------ Supplied records
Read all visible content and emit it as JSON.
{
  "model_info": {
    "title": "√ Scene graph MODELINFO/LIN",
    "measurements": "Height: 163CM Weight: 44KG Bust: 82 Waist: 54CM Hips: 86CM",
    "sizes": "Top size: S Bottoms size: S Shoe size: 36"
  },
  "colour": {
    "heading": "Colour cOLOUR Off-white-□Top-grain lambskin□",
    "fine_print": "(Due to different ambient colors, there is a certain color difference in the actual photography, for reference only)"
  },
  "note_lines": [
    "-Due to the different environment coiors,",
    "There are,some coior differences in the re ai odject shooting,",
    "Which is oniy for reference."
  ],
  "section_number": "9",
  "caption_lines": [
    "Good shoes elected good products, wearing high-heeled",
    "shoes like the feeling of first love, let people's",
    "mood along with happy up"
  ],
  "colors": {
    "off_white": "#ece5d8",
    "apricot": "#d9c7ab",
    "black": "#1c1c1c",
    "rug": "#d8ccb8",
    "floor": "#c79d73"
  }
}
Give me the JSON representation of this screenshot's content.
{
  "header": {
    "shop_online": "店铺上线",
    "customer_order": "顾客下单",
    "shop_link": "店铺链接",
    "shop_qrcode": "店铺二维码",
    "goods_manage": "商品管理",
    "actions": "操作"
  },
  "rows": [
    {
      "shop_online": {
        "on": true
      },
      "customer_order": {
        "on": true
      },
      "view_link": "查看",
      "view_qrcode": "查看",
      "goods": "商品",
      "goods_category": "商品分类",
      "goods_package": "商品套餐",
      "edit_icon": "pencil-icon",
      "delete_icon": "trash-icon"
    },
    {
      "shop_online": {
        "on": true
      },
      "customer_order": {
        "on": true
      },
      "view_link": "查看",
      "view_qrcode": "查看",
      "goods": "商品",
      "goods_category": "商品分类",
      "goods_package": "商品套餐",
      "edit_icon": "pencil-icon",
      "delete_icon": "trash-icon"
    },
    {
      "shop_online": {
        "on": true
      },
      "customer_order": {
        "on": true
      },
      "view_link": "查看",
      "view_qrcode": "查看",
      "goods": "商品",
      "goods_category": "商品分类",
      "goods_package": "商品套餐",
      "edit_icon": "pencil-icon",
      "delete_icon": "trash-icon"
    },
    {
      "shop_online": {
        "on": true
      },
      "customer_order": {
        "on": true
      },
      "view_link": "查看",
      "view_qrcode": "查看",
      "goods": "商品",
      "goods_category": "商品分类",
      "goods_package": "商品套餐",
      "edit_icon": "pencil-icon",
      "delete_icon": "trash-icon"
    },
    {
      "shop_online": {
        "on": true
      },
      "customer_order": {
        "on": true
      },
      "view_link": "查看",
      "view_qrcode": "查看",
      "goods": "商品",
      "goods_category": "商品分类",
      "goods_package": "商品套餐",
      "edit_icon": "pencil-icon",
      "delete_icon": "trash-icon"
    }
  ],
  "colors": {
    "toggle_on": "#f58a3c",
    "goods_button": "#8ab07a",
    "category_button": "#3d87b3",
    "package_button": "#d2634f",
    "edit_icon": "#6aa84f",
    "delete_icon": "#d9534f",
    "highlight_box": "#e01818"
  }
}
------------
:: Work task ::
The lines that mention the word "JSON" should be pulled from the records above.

:: Completed exercise ::
Read all visible content and emit it as JSON.
Give me the JSON representation of this screenshot's content.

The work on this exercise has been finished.